►

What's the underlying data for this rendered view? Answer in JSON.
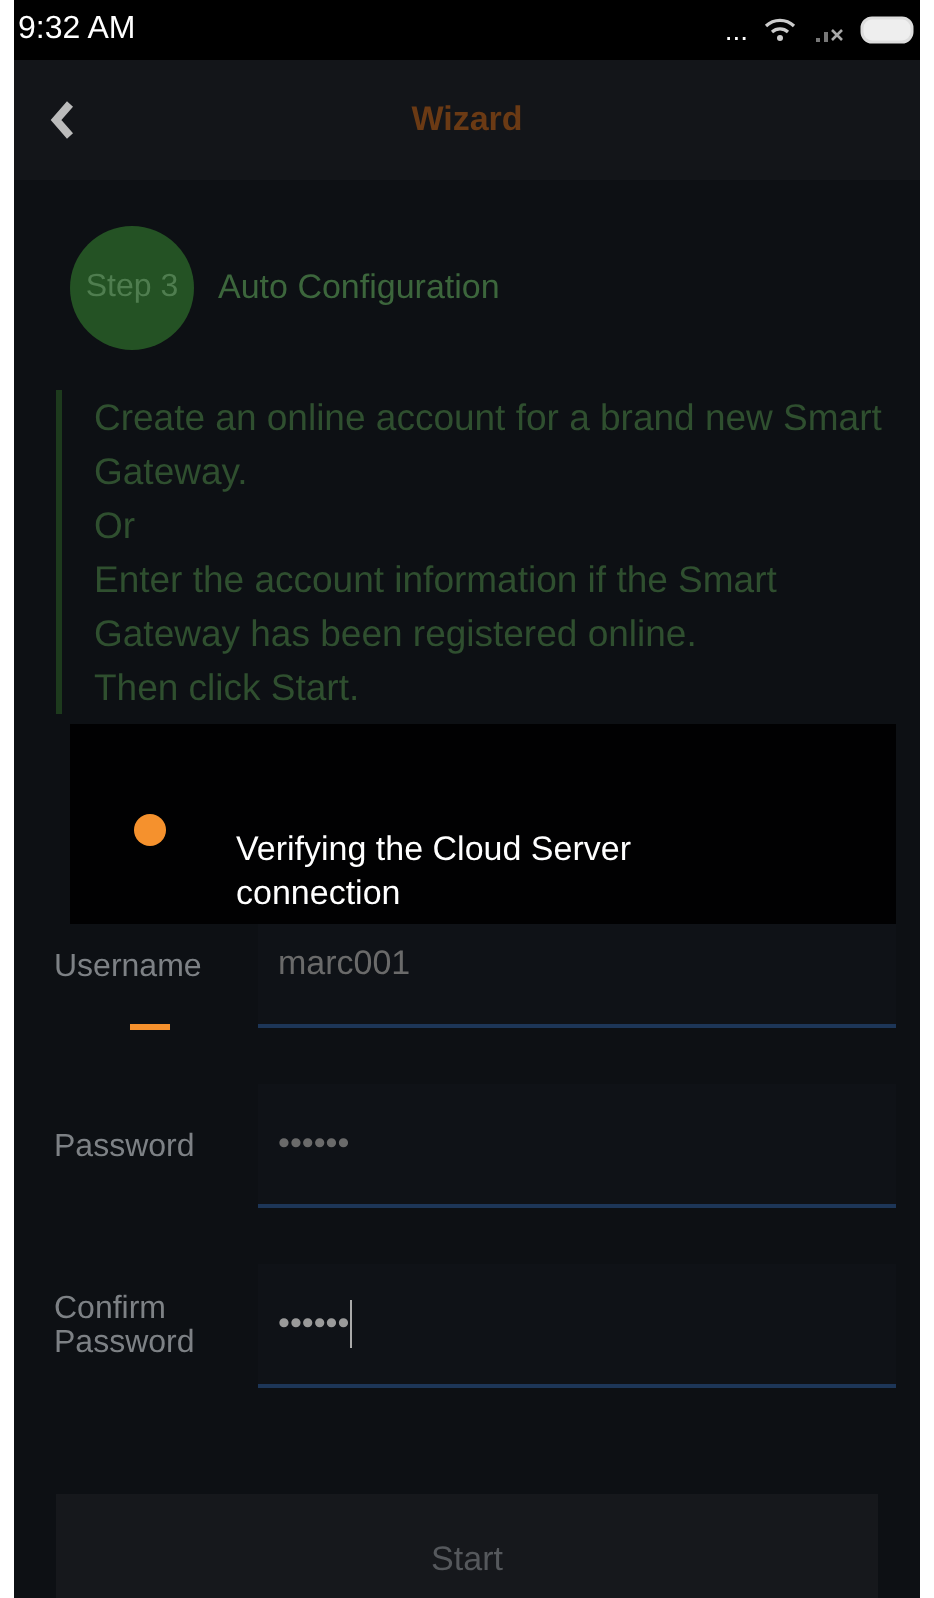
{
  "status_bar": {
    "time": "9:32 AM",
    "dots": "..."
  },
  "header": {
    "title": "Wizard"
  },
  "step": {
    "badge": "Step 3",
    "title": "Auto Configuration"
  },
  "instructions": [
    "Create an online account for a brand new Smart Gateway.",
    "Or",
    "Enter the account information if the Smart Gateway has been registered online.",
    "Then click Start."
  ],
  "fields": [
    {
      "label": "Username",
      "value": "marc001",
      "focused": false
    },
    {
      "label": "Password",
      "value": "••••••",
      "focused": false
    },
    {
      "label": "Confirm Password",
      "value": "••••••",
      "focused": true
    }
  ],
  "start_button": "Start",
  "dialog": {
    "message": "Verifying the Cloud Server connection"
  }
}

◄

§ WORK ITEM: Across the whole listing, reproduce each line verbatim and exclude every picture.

§ ANSWER AREA:
What's the underlying data for this rendered view? Answer in JSON.
{
  "status_bar": {
    "time": "9:32 AM",
    "dots": "..."
  },
  "header": {
    "title": "Wizard"
  },
  "step": {
    "badge": "Step 3",
    "title": "Auto Configuration"
  },
  "instructions": [
    "Create an online account for a brand new Smart Gateway.",
    "Or",
    "Enter the account information if the Smart Gateway has been registered online.",
    "Then click Start."
  ],
  "fields": [
    {
      "label": "Username",
      "value": "marc001",
      "focused": false
    },
    {
      "label": "Password",
      "value": "••••••",
      "focused": false
    },
    {
      "label": "Confirm Password",
      "value": "••••••",
      "focused": true
    }
  ],
  "start_button": "Start",
  "dialog": {
    "message": "Verifying the Cloud Server connection"
  }
}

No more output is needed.